The time of year arrives when the old dilemma emerges again. “A” level outcomes are expected soon and students are going to be searching for affordable accommodation. click reference

Although “in hall” residency may be a choice for some lucky students, there is a huge demand for bed-sits, shared apartments or houses. It’s a worrying time for parents, and some of the accommodation leaves a lot to be desired, especially in the major university towns. The tall, multi-storey buildings, occupied by many unrelated tenants and converted into individual self-contained units, are of particular concern. Some of these are owned and run by unscrupulous landlords whose sole aim is to cram as many students as possible in as small a spot, providing little comfort or even protection in the process.

New laws are about to change all that. They would certainly create problems for the above-mentioned landlords, but they can assist those who want to enter the purchase to let market by making these properties more interesting to mortgage lenders, who will see the appeal of well thought-out and controlled conversion schemes.
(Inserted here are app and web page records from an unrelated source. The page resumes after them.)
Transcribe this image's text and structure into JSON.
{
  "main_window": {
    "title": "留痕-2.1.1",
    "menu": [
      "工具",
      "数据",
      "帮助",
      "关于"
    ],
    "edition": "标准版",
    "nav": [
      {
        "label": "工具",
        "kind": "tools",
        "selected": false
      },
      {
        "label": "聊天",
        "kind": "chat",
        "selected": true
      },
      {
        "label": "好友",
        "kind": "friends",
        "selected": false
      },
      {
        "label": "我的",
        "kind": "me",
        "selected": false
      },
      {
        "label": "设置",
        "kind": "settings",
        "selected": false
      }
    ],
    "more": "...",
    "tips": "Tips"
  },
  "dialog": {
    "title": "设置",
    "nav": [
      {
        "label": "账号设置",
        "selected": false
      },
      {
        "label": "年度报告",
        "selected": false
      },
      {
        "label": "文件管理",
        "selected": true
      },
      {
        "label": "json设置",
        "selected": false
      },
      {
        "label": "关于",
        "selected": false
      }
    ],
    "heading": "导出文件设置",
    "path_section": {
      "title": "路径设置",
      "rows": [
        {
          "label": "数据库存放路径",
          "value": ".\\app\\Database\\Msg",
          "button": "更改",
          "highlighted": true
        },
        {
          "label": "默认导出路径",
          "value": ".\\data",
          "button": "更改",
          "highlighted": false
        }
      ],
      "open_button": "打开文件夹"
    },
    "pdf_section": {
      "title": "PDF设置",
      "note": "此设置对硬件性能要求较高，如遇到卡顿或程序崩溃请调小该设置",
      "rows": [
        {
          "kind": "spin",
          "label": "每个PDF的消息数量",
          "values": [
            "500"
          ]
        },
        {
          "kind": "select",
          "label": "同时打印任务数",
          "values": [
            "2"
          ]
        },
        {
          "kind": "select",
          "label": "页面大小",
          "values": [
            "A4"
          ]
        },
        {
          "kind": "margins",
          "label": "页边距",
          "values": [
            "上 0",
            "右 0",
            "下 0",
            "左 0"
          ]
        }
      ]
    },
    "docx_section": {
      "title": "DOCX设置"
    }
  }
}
It was confirmed at the start of this year that such properties will need to be approved prior to occupancy. This should greatly increase the quality of lodging. An inspection will take place, focusing on room sizes, arrangement of aspects of accommodation and protection, and fire regulations. The landlord would also be expected to produce proof of appropriate plans for the future management and maintenance of the house. For a five year licence, the Local Authority would grant the licenses at a cost of about £ 100 per individual tenant. For non-compliance, there would be a fine of up to £20,000. The certificate can be referred to as a multiple occupation licence. It would refer to property that is situated on at least three floors and is let to multiple unrelated tenants.